Work to complete:
If a line in the entries includes "transform", show that line.
Start of Records for this task
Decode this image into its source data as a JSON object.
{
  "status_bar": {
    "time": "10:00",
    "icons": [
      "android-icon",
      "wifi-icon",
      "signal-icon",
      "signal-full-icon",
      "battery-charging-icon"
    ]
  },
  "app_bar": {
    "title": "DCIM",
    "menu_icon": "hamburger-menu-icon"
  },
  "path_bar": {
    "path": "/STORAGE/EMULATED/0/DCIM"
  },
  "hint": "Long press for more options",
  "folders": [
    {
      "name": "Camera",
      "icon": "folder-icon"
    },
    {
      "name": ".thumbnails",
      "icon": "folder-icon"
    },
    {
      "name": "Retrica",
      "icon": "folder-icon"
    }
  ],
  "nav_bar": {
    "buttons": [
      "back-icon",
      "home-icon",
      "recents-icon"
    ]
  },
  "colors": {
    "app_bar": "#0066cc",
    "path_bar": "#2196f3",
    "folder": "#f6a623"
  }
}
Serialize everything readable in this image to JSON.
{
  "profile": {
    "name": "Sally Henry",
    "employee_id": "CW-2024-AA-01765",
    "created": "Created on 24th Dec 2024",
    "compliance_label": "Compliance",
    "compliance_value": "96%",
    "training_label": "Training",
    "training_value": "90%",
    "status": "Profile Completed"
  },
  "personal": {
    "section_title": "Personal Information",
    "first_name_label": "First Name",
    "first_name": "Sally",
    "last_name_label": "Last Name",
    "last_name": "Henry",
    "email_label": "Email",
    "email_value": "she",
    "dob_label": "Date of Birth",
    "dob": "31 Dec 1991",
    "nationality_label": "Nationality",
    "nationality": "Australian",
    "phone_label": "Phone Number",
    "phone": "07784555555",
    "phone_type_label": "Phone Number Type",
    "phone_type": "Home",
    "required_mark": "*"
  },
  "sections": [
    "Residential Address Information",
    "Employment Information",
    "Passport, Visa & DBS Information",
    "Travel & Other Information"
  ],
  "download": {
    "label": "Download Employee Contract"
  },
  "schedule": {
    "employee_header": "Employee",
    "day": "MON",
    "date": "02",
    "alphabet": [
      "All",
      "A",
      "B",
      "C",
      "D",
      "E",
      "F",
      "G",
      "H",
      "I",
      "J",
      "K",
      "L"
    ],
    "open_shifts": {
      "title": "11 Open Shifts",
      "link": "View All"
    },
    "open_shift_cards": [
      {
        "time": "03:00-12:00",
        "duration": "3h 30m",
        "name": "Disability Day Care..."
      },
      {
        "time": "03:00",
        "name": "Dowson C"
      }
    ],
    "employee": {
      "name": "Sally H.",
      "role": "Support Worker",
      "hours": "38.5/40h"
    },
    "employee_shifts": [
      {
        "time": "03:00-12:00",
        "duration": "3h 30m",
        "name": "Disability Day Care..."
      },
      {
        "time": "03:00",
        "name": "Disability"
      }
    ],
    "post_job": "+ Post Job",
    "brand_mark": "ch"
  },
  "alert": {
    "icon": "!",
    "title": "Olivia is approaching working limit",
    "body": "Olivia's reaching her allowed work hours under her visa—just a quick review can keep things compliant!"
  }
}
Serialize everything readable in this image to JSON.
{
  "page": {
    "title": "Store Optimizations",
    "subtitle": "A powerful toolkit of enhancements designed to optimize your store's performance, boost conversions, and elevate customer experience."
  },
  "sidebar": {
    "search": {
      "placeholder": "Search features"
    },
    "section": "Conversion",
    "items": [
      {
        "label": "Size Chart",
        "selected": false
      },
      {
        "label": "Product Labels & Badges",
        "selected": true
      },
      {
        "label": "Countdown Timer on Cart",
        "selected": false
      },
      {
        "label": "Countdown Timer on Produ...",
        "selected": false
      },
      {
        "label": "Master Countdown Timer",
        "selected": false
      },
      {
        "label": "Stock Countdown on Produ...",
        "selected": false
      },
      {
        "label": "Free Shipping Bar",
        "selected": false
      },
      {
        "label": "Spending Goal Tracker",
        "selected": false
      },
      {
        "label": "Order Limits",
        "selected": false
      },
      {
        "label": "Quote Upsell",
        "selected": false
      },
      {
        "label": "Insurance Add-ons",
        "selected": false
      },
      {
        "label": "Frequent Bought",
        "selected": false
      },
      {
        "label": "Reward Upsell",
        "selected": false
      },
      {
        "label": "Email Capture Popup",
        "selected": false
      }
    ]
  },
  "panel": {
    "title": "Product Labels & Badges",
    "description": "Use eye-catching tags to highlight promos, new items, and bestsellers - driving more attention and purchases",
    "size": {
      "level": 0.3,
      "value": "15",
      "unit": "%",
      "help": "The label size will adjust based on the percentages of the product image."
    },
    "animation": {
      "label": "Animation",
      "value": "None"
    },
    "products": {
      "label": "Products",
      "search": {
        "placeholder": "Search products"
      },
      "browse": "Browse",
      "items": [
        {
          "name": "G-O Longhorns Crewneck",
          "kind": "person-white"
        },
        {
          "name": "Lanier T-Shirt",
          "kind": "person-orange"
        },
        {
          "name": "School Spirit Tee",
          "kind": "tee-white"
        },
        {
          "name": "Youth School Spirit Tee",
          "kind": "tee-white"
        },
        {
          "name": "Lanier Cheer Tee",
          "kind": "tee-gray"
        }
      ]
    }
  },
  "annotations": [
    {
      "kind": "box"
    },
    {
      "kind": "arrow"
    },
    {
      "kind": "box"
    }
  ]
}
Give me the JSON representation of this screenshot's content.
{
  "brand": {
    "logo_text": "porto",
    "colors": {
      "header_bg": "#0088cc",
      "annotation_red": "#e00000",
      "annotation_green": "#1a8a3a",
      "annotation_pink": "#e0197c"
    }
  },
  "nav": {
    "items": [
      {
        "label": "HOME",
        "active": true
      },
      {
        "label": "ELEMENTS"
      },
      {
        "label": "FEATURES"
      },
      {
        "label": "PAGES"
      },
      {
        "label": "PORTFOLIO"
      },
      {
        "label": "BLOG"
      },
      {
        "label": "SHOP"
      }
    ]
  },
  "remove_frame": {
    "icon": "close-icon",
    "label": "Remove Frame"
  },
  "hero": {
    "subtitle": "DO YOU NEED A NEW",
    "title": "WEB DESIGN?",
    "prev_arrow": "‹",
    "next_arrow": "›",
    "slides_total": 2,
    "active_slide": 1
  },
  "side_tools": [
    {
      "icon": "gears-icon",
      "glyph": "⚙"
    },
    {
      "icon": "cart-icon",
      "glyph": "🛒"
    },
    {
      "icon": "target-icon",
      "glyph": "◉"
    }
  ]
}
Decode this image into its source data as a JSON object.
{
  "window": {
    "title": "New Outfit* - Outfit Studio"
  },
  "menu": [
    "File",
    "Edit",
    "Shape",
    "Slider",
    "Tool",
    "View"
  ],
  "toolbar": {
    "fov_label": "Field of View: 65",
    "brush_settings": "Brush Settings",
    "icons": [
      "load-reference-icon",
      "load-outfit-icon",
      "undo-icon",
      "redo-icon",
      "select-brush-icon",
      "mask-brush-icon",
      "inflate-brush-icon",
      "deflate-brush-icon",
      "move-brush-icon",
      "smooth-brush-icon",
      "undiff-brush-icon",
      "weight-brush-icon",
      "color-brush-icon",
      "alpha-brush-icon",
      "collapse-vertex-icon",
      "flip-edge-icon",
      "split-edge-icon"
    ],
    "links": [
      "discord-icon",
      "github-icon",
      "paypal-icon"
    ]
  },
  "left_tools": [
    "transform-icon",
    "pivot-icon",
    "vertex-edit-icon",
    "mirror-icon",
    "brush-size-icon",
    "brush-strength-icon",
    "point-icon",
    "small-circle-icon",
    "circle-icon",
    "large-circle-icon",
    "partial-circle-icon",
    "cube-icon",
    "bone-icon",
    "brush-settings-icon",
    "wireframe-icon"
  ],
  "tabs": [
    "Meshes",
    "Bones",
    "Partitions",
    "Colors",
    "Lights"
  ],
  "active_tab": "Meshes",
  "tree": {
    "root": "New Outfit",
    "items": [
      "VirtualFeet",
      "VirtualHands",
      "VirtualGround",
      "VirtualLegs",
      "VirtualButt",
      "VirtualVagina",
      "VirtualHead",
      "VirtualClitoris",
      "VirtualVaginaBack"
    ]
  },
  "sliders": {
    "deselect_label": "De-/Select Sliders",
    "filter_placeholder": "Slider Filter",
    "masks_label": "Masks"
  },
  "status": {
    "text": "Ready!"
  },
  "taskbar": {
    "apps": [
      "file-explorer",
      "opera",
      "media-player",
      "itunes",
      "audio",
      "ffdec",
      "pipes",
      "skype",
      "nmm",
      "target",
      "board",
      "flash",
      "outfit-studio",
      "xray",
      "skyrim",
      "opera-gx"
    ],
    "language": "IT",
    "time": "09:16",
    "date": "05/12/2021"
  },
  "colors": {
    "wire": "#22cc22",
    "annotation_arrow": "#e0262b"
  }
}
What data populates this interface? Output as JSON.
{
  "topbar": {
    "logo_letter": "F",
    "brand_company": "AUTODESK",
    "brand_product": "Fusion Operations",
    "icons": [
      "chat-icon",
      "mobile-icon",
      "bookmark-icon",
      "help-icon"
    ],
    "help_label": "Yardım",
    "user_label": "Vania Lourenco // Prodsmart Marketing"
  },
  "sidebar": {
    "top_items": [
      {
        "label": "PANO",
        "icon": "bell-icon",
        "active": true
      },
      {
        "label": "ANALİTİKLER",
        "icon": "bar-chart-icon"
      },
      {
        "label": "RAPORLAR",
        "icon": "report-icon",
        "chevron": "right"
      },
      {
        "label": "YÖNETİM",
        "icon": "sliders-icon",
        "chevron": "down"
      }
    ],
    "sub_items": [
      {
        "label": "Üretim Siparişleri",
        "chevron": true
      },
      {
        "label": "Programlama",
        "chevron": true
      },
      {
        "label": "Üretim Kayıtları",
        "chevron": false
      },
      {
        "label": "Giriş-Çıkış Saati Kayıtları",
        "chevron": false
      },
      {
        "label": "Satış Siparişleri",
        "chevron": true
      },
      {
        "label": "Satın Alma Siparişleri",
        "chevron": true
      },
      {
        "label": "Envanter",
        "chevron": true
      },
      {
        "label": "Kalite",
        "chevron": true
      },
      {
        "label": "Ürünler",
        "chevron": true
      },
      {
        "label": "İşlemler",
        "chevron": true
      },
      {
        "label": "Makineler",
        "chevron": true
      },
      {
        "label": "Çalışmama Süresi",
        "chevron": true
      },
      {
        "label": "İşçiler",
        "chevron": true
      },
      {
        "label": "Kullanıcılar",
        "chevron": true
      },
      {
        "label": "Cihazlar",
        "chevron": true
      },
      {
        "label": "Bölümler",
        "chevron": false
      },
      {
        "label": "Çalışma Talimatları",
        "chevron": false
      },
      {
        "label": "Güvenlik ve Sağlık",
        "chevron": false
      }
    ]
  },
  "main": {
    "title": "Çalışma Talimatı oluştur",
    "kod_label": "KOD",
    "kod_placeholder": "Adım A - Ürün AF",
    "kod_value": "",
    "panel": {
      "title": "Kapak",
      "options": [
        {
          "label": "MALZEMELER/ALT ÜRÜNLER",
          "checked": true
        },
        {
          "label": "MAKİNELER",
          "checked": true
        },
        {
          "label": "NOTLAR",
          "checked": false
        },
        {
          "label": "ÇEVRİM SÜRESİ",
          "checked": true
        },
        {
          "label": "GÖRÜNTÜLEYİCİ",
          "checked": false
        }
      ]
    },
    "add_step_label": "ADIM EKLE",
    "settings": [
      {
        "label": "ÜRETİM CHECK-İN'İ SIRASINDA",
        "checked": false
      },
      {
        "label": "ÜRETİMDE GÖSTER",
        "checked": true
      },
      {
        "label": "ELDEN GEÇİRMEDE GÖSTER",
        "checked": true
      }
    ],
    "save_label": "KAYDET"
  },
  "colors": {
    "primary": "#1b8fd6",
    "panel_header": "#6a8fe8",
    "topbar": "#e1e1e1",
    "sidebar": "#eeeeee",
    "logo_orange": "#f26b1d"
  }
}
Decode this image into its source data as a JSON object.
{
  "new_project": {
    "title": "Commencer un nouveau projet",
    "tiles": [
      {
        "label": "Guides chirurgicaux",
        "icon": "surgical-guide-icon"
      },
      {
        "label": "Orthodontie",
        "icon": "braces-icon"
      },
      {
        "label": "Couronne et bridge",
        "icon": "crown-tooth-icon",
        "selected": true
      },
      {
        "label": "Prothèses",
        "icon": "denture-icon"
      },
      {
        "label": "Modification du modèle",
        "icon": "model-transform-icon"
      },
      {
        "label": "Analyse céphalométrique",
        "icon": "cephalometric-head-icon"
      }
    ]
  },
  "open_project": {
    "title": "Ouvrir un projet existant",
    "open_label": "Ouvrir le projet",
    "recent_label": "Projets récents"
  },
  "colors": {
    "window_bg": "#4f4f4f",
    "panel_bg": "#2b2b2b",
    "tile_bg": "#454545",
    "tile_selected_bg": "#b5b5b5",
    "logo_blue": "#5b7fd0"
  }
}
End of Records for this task
Written response:
    "transform-icon",
        "icon": "model-transform-icon"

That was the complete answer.